Jewish worshipers are able to pray on the Temple Mount with what appears to be the tacit consent of police forces at the site, The Jerusalem Post observed during a visit there on Thursday. Despite the insistence by Israel Police that there has been no change in the decades-old policy, Jews now pray – in full view of the police – in an unobtrusive and inconspicuous manner. A senior Wakf Department official said the final goal is to rebuild the Temple.
by Geoffrey Grider December 12, 2019
Senior Wakf official: Any change would spark strong response from Arabs and Muslims. Jewish activists: Final goal is to rebuild the Temple.
In a stunning exclusive today, the Jerusalem Post is reporting that Jewish prayer has returned to the Temple Mount, something that has been banned by the Supreme Court of Israel since 1970. The New York Times back in 1976 said “Government regulations permit Jews to enter the Temple Mount but not to hold, prayer services, owing to the sensitivity of the area and the strong feeling it might arouse among Moslems.” Today that appears to have changed, and with that change comes talk of a Third Temple.
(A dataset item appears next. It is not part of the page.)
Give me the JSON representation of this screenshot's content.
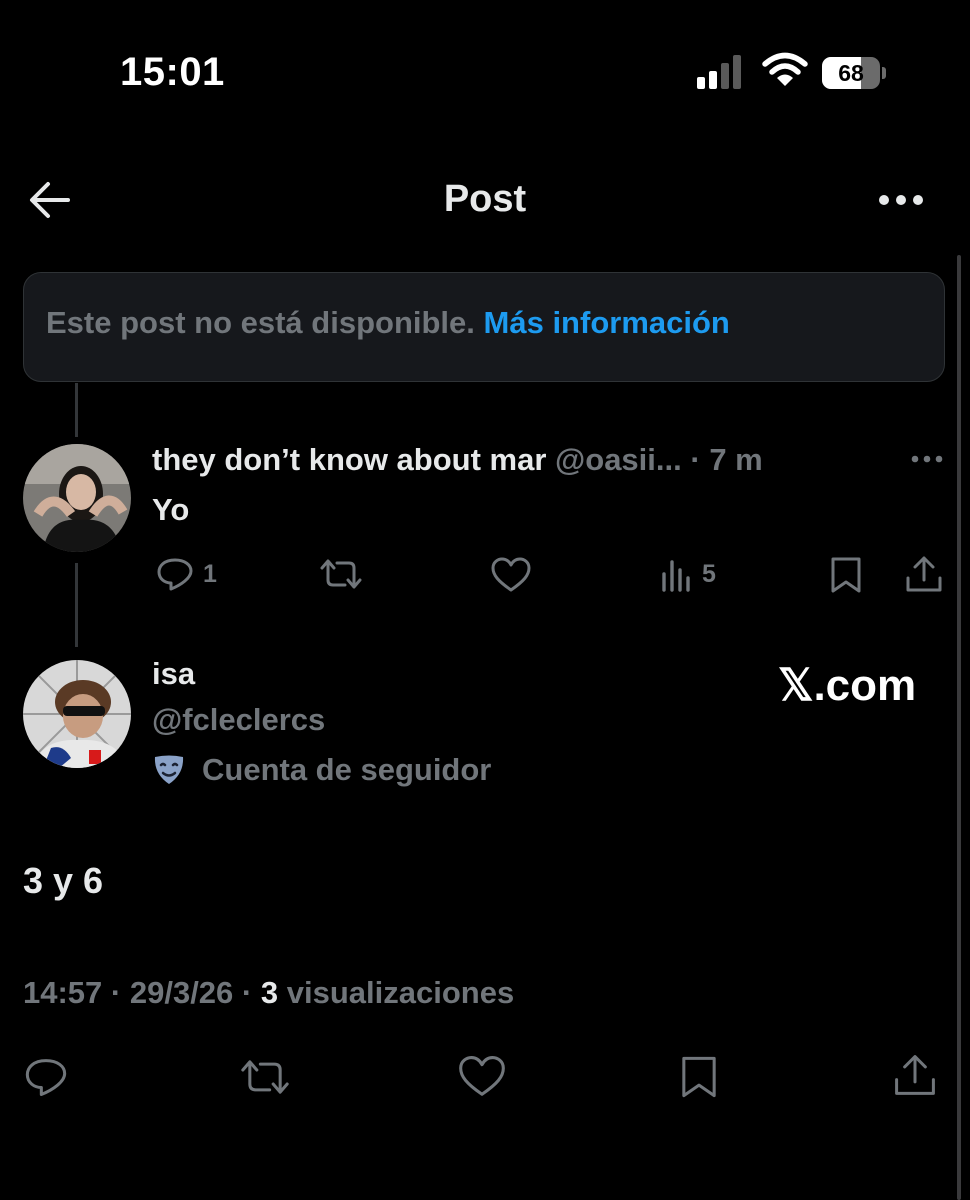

“And it shall come to pass, when thy days be expired that thou must go to be with thy fathers, that I will raise up thy seed after thee, which shall be of thy sons; and I will establish his kingdom. He shall build me an house, and I will stablish his throne for ever.” 1 Chronicles 17:11,12 (KJV)
When I survey the end times prophetic landscape in the Middle East in general and Israel in particular, it appears to me that all the necessary elements are there for everything foretold in the scriptures of truth to take place. The Temple Mount in Jerusalem is the absolute true north epicenter of Bible prophecy. It’s like kernels of corn sitting in an oiled pan, just waiting for the heat to start popping. Today things just got a little hotter, and it almost sounds like things are starting to sizzle just a little. And hopefully more than a little.
“And it shall come to pass in the last days, that the mountain of the LORD’S house shall be established in the top of the mountains, and shall be exalted above the hills; and all nations shall flow unto it.” Isaiah 2:2 (KJV)
As Bible believers we don’t get excited because of the coming Third Jewish Temple, for it will be the temple of Antichrist as the scriptures tell us. No, we get excited about talk of a Third Jewish Temple because the sooner that comes, the sooner that we get on Flight #777 on Titus213 Airlines in the Pretribulation Rapture of the Church. Let’s go!
Jewish prayer has returned to the Temple Mount
FROM THE JERUSALEM POST: Jewish worshipers are able to pray on the Temple Mount with what appears to be the tacit consent of police forces at the site, The Jerusalem Post observed during a visit there on Thursday. Despite the insistence by Israel Police that there has been no change in the decades-old policy, Jews now pray – in full view of the police – in an unobtrusive and inconspicuous manner.
A senior Wakf Department official said he was unaware of any change in the status quo on the Temple Mount, but warned that any change would lead to renewed protests and spark a strong response from Arabs and Muslims.
Led by Rabbi Eliyahu Weber and joyfully singing “Let us go up to the Temple,” a quorum of 10 Jewish men ascended the Temple Mount on Thursday morning at the beginning of non-Muslim visiting hours at 7:00 a.m. This reporter joined the group as it toured the compound.
The group began the typical counter-clockwise tour of the site accompanied as usual by several police officers. It began at the Mughrabi Gate and worked its way around the eastern side of the esplanade, stopping at various points and eventually leaving out of the Chain Gate on its western side into the Muslim Quarter of Jerusalem’s Old City.
Upon reaching the eastern gate of the Dome of the Rock shrine, Weber and the group of Jewish men, and two women, stopped for between five and 10 minutes to recite the cantor’s repetition of the central Amidah prayer, including the components for congregational participation.
A kohen, a member of the priestly line, gave the blessing to the worshipers that is part of the daily morning service. The prayers were recited in full view and the immediate proximity of the police officers escorting the group around the Temple Mount, and they afforded the worshipers the time they needed to complete their prayers.
The prayers were said in a deliberately unobtrusive manner without the genuflection that is usually performed in the Amidah prayer, and with Weber leaning against a stone step to avoid drawing attention. Weber said that he and his fellow worshipers deliberately conduct their prayers in a manner that is “not extroverted” or to “antagonize people,” and the police do not intervene when they do it in this way. If we would do this in the face of the Wakf officials, it would not be accepted, but that is not our goal.”
The service – a truncated version of the full morning prayer service – was conducted in a very discreet manner, but the worshipers were nevertheless clearly participating in a discernible Jewish prayer service.